• Exercise details:
Please count the lines in the data below that hold "section" and answer with the number by itself.

[Data records for software interfaces]
══════════════════════════════
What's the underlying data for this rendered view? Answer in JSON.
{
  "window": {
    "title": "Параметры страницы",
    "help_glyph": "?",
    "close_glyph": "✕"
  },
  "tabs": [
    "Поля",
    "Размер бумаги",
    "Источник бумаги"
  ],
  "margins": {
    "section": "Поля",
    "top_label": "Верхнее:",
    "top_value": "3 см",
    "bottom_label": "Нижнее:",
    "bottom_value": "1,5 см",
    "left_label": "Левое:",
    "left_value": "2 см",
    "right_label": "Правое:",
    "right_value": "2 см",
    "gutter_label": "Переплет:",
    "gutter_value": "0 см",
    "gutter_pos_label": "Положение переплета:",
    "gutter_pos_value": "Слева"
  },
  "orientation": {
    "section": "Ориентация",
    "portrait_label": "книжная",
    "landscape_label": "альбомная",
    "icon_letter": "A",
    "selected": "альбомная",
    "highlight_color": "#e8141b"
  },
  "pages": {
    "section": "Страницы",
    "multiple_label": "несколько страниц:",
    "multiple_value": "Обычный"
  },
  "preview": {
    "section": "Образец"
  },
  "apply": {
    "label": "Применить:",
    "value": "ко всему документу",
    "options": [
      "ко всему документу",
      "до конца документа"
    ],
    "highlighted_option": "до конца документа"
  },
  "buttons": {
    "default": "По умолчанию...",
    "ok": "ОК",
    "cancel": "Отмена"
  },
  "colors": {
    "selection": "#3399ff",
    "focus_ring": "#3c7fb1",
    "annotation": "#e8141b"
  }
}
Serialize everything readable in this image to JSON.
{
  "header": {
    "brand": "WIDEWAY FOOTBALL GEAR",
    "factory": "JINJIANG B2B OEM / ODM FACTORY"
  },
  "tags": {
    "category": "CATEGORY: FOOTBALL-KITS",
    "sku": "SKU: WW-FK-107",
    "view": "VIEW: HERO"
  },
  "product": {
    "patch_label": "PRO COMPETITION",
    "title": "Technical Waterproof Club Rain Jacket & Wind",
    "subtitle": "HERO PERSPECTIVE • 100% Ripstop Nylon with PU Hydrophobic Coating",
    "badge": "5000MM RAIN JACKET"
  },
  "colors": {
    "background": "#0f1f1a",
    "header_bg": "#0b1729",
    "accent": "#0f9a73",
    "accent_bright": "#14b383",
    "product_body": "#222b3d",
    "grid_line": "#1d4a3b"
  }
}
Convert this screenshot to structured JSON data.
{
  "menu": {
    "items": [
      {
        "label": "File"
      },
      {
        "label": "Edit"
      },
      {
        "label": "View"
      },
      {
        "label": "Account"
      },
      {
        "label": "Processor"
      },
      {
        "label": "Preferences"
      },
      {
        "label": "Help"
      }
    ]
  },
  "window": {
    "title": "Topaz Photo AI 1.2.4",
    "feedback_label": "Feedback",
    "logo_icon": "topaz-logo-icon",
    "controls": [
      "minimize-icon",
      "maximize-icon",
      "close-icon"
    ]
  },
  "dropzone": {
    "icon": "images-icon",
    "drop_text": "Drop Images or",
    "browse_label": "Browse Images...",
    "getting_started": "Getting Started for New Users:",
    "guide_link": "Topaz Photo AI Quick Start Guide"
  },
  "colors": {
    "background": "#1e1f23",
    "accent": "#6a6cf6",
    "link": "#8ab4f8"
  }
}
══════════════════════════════
• Answer box:
4